The maximum penalty for violating the rule is disbarment.
Joyce Plybon died in April 2011.
Before the December 2010 will, Joyce Plybon had a will made in 1990 that sought to divide her estate equally between all three of her children.
A Douglas County probate judge determined last month that the 1990 will should stand, saying the 2010 will was the “product of Mary Marvel’s undue influence, fraud and mistake.”
In his ruling, Douglas County Probate Judge Hal Hamrick also wrote that Davidson’s representation of both Marvel and the siblings’ mother occurred “despite an obvious conflict of interest.”
“As with Ms. Davidson’s other actions,” the judge wrote in his final order, “each document uniformly benefitted her former client, Ms. Marvel.”
Davidson said she doesn’t believe she had a conflict of interest in the case “at all.”
“I would do everything exactly the same; I have that much confidence in the steps that I took,” she said.
Marvel has appealed Hamrick’s ruling to a Douglas County superior court. And Davidson, citing that pending appeal, has declined to comment on the specifics of the case.
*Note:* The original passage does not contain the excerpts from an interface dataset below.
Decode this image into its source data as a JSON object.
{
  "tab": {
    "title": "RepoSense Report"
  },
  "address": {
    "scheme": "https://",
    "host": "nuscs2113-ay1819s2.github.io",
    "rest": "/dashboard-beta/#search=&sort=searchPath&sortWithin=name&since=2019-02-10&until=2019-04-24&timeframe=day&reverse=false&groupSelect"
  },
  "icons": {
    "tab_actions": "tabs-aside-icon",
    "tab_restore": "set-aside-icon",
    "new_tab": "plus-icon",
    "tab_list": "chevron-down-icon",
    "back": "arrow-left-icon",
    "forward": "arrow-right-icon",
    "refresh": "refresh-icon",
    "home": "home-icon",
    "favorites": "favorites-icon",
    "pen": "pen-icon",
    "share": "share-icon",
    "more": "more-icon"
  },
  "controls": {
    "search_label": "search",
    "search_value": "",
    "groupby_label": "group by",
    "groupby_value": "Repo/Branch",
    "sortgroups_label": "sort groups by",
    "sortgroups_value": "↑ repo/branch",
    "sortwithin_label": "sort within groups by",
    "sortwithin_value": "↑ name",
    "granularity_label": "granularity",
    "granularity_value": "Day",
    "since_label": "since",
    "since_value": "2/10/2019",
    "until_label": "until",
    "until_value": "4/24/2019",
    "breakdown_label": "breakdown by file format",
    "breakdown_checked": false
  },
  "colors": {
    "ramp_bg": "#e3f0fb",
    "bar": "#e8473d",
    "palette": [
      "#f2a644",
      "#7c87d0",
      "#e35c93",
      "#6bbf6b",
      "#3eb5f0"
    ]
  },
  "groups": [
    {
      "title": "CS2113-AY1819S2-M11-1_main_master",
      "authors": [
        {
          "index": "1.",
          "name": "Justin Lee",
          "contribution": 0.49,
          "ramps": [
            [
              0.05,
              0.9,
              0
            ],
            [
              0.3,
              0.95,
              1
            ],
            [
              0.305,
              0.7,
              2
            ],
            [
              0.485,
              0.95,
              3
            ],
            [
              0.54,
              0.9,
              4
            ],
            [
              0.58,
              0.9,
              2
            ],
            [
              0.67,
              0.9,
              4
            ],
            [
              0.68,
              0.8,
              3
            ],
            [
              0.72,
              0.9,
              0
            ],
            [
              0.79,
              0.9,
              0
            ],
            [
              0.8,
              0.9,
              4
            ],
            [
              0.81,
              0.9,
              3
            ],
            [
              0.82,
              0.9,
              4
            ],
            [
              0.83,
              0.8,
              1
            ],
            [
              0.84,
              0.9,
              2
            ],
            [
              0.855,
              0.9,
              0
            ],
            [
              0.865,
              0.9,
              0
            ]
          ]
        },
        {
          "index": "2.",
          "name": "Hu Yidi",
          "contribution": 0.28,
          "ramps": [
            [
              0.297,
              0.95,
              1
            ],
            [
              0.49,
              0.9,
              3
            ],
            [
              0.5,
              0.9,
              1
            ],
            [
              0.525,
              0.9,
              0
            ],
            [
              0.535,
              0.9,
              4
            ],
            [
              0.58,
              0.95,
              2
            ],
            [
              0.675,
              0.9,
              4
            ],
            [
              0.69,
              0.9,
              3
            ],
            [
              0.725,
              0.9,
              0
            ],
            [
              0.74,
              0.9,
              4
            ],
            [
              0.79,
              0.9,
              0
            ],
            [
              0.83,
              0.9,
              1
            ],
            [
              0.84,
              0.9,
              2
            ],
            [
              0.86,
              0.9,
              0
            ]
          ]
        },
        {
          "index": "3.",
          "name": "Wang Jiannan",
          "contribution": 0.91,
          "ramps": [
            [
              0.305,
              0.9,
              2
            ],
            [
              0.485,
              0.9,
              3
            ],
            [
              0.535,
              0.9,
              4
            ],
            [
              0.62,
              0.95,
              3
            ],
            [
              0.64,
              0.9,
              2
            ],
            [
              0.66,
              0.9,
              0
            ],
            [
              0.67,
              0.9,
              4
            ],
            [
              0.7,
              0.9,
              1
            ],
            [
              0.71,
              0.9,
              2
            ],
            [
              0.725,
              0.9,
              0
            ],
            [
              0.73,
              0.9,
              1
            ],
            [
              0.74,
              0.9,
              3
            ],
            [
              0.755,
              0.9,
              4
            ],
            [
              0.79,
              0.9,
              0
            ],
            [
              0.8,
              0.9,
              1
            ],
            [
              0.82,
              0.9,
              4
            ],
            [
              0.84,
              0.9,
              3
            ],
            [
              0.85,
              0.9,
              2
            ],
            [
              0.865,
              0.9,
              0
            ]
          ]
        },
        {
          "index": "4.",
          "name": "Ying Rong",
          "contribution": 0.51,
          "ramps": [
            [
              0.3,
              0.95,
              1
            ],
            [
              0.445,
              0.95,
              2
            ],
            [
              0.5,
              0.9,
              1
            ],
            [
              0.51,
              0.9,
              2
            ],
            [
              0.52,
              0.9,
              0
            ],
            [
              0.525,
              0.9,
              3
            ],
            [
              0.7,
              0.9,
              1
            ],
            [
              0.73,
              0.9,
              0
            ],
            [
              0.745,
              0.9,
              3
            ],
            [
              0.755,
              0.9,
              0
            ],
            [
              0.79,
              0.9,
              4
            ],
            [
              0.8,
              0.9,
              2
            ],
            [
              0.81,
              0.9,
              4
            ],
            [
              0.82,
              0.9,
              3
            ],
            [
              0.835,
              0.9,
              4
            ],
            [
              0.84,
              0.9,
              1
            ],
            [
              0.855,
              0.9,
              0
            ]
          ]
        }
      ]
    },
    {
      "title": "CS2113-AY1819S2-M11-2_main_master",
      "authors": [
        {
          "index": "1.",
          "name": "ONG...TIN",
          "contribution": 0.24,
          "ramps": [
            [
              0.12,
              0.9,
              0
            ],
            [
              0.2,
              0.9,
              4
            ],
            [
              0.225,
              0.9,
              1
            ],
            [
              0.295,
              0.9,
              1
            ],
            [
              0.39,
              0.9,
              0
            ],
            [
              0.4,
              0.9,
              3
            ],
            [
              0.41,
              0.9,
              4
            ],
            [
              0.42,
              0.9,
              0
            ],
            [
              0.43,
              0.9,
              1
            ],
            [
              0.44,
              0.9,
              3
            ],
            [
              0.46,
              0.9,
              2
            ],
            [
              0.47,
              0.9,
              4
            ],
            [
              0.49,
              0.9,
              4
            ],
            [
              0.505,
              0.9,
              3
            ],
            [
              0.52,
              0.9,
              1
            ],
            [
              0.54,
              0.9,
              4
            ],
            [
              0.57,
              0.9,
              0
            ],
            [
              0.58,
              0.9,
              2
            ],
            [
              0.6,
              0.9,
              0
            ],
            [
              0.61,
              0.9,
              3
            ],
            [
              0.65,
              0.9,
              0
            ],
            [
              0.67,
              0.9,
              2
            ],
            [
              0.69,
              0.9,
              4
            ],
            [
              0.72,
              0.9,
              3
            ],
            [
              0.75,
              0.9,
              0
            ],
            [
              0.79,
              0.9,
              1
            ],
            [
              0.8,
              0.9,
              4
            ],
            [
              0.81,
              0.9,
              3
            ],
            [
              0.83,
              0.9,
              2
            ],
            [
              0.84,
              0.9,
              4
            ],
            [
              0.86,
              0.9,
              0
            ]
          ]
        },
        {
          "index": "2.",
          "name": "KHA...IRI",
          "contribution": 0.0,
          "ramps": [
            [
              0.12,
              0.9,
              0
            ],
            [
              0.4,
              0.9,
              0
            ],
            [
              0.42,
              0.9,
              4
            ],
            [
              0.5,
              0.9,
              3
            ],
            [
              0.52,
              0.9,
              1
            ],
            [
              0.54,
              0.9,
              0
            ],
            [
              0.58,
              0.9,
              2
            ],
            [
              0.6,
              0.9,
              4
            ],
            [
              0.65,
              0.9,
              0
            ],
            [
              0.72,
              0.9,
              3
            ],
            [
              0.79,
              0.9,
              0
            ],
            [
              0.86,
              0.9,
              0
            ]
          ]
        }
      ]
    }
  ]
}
There it will receive a “de novo” review, meaning the case will be heard as if it had never been tried before, according to her current attorney Robert Hughes.
“It’s as if nothing that happened in the probate court has any substance or weight to it at all,” said Hughes. “It’s as if they tore the file up and threw it away; you start all over, brand new.”
Jason Graham, an attorney for Johnson and Plybon Jr., has filed a motion in court asking that Davidson be disqualified from participating in the appeal.
“I don’t think Mrs. Davidson ever stopped representing Mrs. Marvel,” Graham said. “The probate judge agreed.”
Hughes said he doubts the validity of the complaint Johnson and Plybon Jr. have filed with the bar, calling Davidson “a very well respected member of the legal community.”
“She followed all of the rules, exceeded the requirements of all the rules and performed her task admirably,” Hughes said.
Hughes, too, called Hamrick a “fine fellow.”
“We just disagree with some of the rulings he made,” Hughes said.
Davidson, too, said she believes “the probate court got this one wrong.” She hopes a judge who is an attorney might see her side.
Hamrick is not a licensed attorney.
Douglas County, because its population is below a certain threshold, is not required to have a probate judge who is a licensed attorney.
“I’m very hopeful that when this case is tried in front of a lawyer judge, we’ll have the right result,” Davidson said.